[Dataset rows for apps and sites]
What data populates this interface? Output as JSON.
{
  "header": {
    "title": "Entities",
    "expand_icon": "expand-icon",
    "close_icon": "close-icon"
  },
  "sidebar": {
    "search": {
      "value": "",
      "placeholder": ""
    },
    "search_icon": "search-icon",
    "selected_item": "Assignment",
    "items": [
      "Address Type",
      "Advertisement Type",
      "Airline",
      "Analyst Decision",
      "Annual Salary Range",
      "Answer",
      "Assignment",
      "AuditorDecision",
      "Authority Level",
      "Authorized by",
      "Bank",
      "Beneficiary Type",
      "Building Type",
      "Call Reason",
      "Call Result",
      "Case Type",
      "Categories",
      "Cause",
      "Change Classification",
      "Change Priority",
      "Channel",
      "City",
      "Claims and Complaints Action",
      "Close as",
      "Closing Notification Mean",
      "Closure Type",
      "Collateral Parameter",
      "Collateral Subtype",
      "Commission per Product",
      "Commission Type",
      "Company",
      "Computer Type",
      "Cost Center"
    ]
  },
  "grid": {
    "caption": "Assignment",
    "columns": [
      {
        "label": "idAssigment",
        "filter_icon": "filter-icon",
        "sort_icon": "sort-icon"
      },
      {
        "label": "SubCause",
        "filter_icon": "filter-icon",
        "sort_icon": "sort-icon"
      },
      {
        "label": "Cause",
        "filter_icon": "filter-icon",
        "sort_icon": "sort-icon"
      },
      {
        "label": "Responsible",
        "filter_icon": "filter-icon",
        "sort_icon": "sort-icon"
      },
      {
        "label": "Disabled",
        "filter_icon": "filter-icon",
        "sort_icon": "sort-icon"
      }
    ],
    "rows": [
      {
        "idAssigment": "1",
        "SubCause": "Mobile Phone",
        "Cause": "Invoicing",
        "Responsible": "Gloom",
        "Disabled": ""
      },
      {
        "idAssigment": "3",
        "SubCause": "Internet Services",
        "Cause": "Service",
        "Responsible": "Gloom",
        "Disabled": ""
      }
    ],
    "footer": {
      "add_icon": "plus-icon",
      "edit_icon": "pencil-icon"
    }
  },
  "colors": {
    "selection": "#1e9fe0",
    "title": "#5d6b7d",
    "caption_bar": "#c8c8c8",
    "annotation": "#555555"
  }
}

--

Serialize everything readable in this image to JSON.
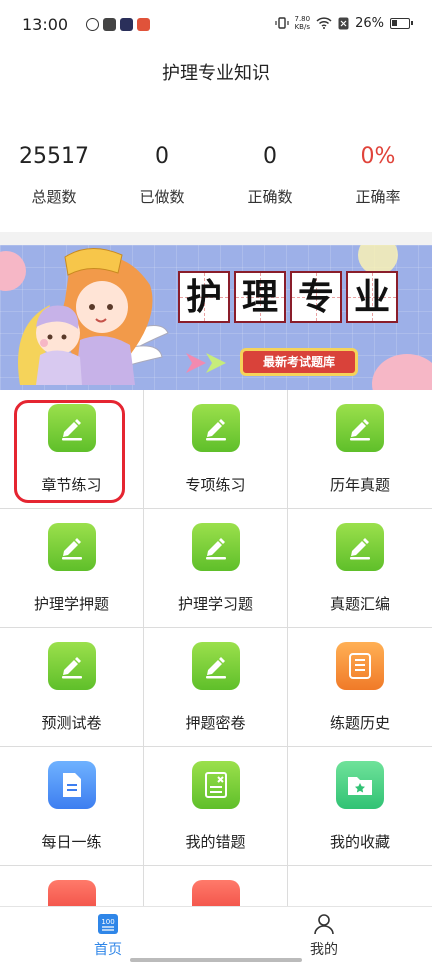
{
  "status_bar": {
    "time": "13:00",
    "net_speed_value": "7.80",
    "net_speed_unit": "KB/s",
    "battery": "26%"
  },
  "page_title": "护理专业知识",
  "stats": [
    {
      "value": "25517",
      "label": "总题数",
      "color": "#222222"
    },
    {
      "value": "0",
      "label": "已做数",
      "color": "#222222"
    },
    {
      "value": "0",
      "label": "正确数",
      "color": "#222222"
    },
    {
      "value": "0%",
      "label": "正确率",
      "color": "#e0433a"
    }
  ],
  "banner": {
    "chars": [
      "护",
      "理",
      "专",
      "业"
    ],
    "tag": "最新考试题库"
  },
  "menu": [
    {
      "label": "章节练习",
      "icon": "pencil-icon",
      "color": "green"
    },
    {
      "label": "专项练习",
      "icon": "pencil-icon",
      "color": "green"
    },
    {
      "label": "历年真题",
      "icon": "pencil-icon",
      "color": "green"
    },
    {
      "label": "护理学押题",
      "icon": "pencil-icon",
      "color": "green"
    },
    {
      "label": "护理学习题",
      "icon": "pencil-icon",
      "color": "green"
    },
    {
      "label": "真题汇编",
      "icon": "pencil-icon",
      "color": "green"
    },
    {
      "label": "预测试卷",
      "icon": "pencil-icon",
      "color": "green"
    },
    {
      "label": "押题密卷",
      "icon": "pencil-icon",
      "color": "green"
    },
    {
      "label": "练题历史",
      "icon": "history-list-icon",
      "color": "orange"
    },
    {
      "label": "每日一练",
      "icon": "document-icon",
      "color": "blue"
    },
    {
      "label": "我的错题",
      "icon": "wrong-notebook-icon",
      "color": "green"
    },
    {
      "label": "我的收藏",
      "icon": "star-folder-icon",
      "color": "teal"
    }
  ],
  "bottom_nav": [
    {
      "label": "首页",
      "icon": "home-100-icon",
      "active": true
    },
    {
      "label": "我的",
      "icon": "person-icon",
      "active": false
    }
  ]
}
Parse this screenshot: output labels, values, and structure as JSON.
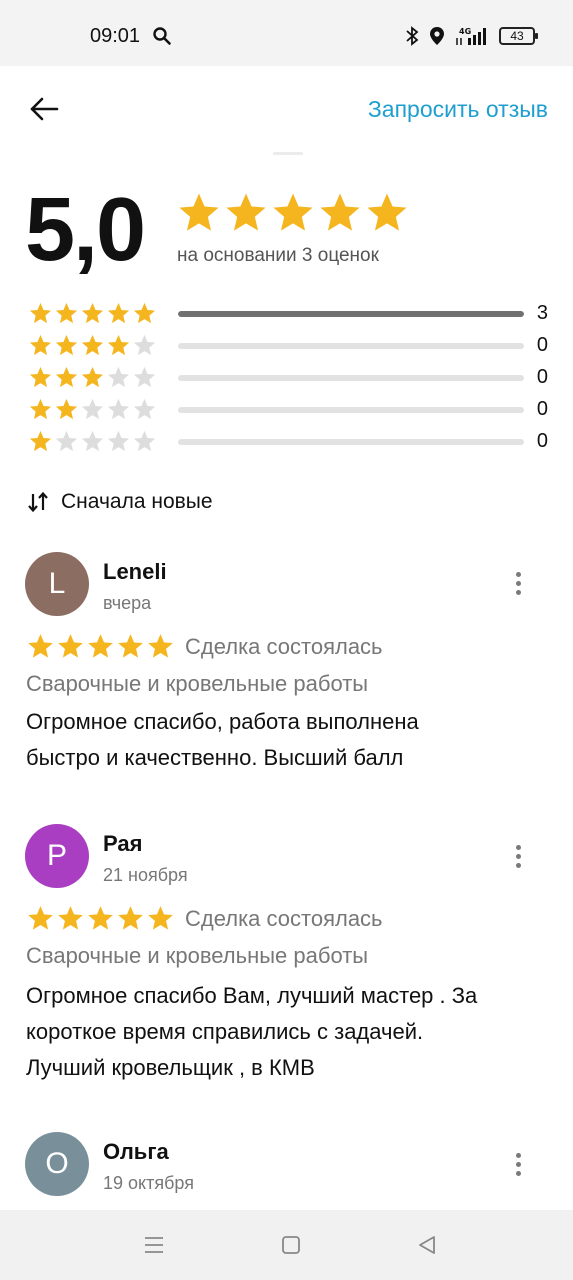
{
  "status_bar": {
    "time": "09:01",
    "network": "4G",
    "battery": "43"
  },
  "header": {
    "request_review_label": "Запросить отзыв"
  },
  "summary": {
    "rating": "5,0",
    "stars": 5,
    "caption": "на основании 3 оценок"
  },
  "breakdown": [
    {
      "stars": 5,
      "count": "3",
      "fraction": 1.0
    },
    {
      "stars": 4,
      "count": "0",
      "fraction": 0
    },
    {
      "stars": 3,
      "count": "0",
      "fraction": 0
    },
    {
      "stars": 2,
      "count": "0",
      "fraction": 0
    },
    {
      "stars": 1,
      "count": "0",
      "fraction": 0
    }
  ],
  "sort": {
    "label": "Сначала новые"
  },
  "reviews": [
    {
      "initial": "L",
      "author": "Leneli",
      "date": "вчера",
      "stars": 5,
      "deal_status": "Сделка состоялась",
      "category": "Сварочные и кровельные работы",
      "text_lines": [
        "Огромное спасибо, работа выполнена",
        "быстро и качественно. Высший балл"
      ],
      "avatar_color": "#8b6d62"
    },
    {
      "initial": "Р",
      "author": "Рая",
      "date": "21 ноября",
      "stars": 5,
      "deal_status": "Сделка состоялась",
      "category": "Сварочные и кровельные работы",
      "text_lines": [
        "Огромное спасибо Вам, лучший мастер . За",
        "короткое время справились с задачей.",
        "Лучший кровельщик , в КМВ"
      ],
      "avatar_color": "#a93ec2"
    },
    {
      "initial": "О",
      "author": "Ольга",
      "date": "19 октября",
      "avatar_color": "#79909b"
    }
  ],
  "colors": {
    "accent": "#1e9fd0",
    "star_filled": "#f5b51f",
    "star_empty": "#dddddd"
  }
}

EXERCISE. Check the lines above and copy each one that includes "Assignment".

YOUR SOLUTION.
    "selected_item": "Assignment",
      "Assignment",
    "caption": "Assignment",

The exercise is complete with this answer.